**ACTIVITY**
What follows is a set of records. Copy them exactly and leave out the images.

++++ INFORMATION GIVEN

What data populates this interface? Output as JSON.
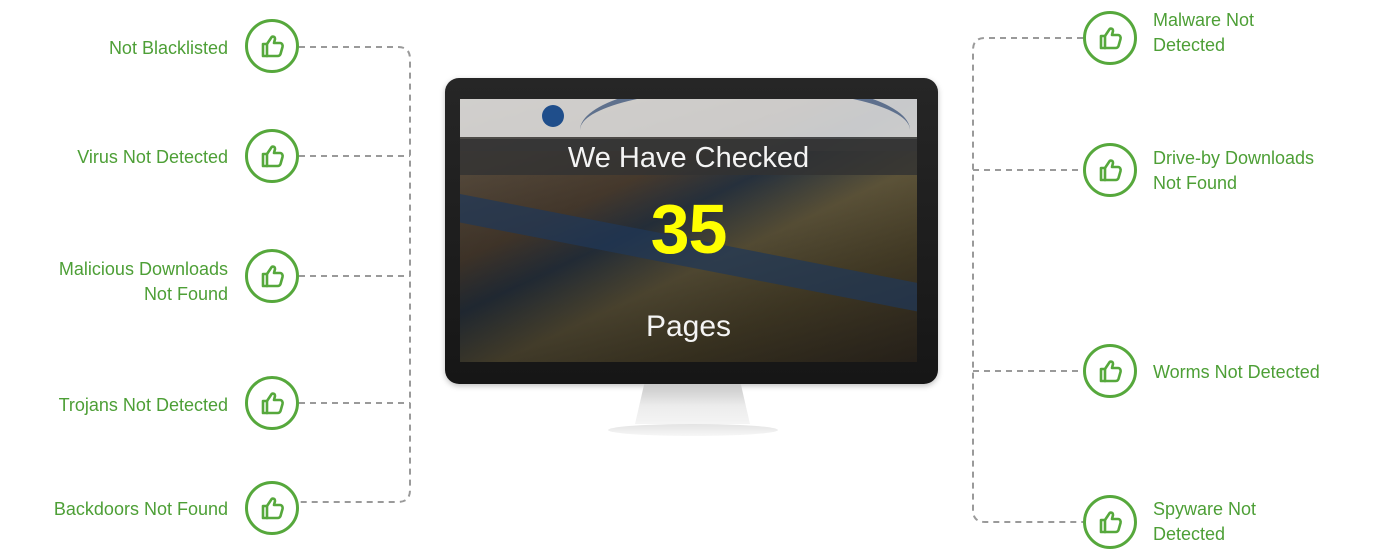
{
  "screen": {
    "headline": "We Have Checked",
    "count": "35",
    "unit": "Pages"
  },
  "left": [
    {
      "label": "Not Blacklisted",
      "icon": "thumbs-up-icon"
    },
    {
      "label": "Virus Not Detected",
      "icon": "thumbs-up-icon"
    },
    {
      "label": "Malicious Downloads",
      "label_line2": "Not Found",
      "icon": "thumbs-up-icon"
    },
    {
      "label": "Trojans Not Detected",
      "icon": "thumbs-up-icon"
    },
    {
      "label": "Backdoors Not Found",
      "icon": "thumbs-up-icon"
    }
  ],
  "right": [
    {
      "label": "Malware Not",
      "label_line2": "Detected",
      "icon": "thumbs-up-icon"
    },
    {
      "label": "Drive-by Downloads",
      "label_line2": "Not Found",
      "icon": "thumbs-up-icon"
    },
    {
      "label": "Worms Not Detected",
      "icon": "thumbs-up-icon"
    },
    {
      "label": "Spyware Not",
      "label_line2": "Detected",
      "icon": "thumbs-up-icon"
    }
  ],
  "colors": {
    "accent_green": "#4d9f36",
    "connector": "#9a9a9a",
    "highlight_yellow": "#ffff00"
  }
}
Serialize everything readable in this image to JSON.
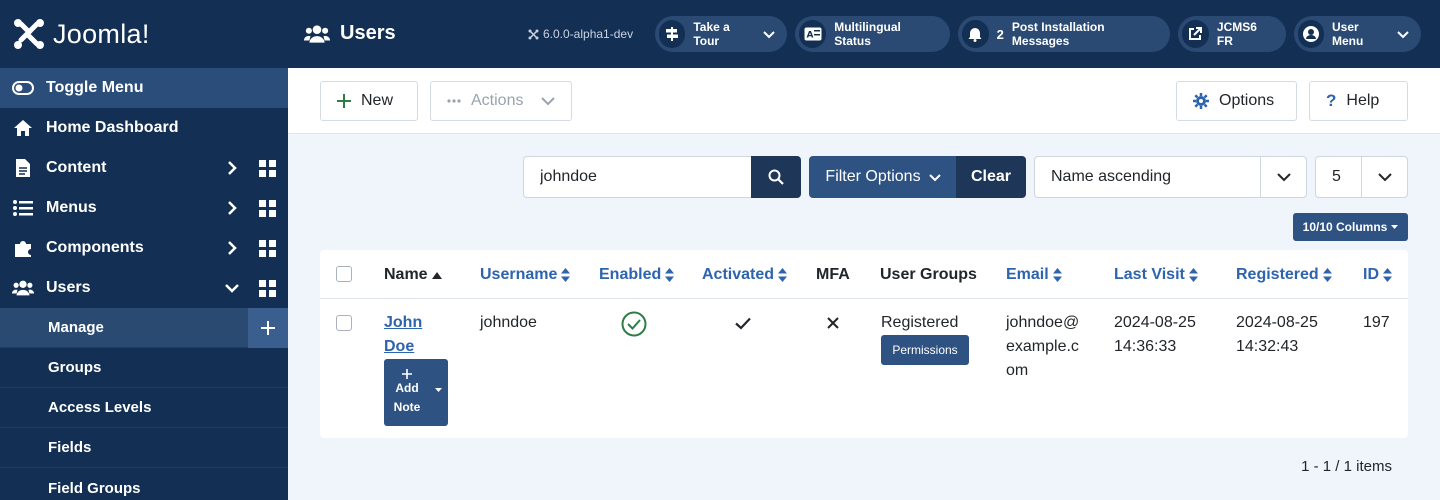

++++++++

**RESPONSE AREA**
What data populates this interface? Output as JSON.
{
  "screen": {
    "headline": "We Have Checked",
    "count": "35",
    "unit": "Pages"
  },
  "left": [
    {
      "label": "Not Blacklisted",
      "icon": "thumbs-up-icon"
    },
    {
      "label": "Virus Not Detected",
      "icon": "thumbs-up-icon"
    },
    {
      "label": "Malicious Downloads",
      "label_line2": "Not Found",
      "icon": "thumbs-up-icon"
    },
    {
      "label": "Trojans Not Detected",
      "icon": "thumbs-up-icon"
    },
    {
      "label": "Backdoors Not Found",
      "icon": "thumbs-up-icon"
    }
  ],
  "right": [
    {
      "label": "Malware Not",
      "label_line2": "Detected",
      "icon": "thumbs-up-icon"
    },
    {
      "label": "Drive-by Downloads",
      "label_line2": "Not Found",
      "icon": "thumbs-up-icon"
    },
    {
      "label": "Worms Not Detected",
      "icon": "thumbs-up-icon"
    },
    {
      "label": "Spyware Not",
      "label_line2": "Detected",
      "icon": "thumbs-up-icon"
    }
  ],
  "colors": {
    "accent_green": "#4d9f36",
    "connector": "#9a9a9a",
    "highlight_yellow": "#ffff00"
  }
}
Serialize everything readable in this image to JSON.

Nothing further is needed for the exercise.